So, What Do I Do?
As we will say in our book, there is not simple road map for us to follow. We don’t know what our students will want to talk about, let alone what will happen across the river in Washington. Still, three themes will guide us.
Flexibility. In preparing, we will have to assume that the class will not go as we planned. So, we should focus on the key conflict resolution/peacebuilding points we want to make in the course of that session and make certain we get to them. To some degree, we can anticipate what the students will say. However, if I’ve learned anything from 40+ years in the classroom, it is that student will surprise me. As someone whose classroom style revolved around the content I provided, I tend to highly script my classes. I’ve also learned over the years that I can’t do that during politically charged moments. I have to fight my instincts to overprepare the content of a class session in favor of anticipating the craziness that might break out in the room and focusing on the handful of points I want the class to see that connect the news of the day to the topics on the syllabus. Frankly, that is not very hard when your subject matter is conflict resolution and peacebuilding.
Respect. More importantly, I have to keep remembering something I learned from my faculty members at Oberlin and Michigan, most of whom objected to my political views and the actions I took to promote them. Every one of them, however, treated me and my views with respect. They listened. A few of them even came to agree with what my friends and I were saying. That even led to some bizarre events, including a weekend when a few of us convinced our Michigan political science professors (none of whom are still alive) NOT to offer themselves as hostages in North Vietnam because we were convinced that their doing so would NOT deter the Nixon administration from bombing. Seriously, I have come to respect the respect (yes, I intentionally used the same word twice) they showed me. More importantly for what I should do now, our students should not have to worry about whether Dour or I respect them despite their support for the president. Or any other view that they hold. I have lots of tools I use that work for me, but my sense is that these are highly idiosyncratic. The general point, however, is clear. Students have pretty good bs detectors. Conservative students probably expect us to NOT treat them with respect. They probably won’t respond right away if we do. But, if my experiences on both sides of the professorial desk are any indicator, you can learn to disagree effectively without letting the power that is inherent in the professorial role get in the way—too much.

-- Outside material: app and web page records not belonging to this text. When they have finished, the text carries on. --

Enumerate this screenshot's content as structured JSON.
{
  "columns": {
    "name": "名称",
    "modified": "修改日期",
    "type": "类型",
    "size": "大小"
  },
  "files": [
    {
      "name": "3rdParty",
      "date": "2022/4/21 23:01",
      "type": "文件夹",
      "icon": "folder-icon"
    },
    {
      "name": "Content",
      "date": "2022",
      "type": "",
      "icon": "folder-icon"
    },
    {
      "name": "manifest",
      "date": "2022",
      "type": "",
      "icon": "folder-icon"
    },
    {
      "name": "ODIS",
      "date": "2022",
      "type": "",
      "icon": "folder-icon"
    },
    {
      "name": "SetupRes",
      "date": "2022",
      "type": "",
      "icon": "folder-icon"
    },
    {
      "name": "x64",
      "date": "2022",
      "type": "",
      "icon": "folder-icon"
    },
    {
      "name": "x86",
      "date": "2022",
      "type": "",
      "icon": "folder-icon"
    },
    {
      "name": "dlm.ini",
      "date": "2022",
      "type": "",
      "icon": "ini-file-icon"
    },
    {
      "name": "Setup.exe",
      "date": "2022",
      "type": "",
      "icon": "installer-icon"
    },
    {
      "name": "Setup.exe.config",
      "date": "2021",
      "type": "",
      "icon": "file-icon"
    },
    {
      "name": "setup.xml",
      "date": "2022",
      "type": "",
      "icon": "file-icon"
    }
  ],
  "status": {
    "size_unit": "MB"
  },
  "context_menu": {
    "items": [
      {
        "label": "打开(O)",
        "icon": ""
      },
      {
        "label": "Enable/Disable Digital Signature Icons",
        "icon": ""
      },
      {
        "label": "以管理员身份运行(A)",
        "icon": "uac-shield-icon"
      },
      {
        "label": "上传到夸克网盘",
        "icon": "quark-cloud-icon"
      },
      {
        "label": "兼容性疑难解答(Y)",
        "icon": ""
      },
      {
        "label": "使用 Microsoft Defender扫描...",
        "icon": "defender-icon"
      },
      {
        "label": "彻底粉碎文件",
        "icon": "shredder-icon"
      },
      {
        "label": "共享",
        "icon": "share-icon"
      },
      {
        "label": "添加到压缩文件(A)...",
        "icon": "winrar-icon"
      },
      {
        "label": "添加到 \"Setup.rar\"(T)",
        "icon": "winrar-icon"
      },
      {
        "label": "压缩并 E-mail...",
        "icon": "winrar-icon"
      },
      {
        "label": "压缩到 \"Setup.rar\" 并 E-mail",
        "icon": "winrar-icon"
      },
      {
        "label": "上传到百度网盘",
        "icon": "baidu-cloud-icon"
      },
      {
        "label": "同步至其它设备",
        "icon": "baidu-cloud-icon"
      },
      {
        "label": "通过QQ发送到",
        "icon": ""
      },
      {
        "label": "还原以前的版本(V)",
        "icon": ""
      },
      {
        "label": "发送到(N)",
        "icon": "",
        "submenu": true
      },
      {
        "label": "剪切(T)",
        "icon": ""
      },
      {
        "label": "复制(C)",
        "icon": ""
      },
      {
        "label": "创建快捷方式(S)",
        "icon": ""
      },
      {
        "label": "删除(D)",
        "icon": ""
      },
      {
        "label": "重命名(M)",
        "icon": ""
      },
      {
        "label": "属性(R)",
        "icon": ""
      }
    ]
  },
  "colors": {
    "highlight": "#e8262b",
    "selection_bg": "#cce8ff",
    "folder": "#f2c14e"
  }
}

Skills. One obvious thing for Doug and me to do in an introductory class on conflict in today’s world is to focus on the skills we peacebuilders bring to the table. For instance, helping students learn how to use role playing is something they should get out of the course anyway. Similarly, as a fan of Daniel Yankelovich’s one liner that a dialogue is a discussion that is so intense that it leaves neither party unchanged, I love using charged discussions to help students see how and why they themselves changed—or didn’t as the case may be. That means being open to discussing emotion openly (another intentional use of the same word twice in a sentence) in the classroom and being prepared to deal with the feelings as well as the evidence that come out.
The views and opinions expressed in this article are those of the author and do not necessarily reflect the official policy or position of the Alliance for Peacebuilding or its members.
Also published on Medium.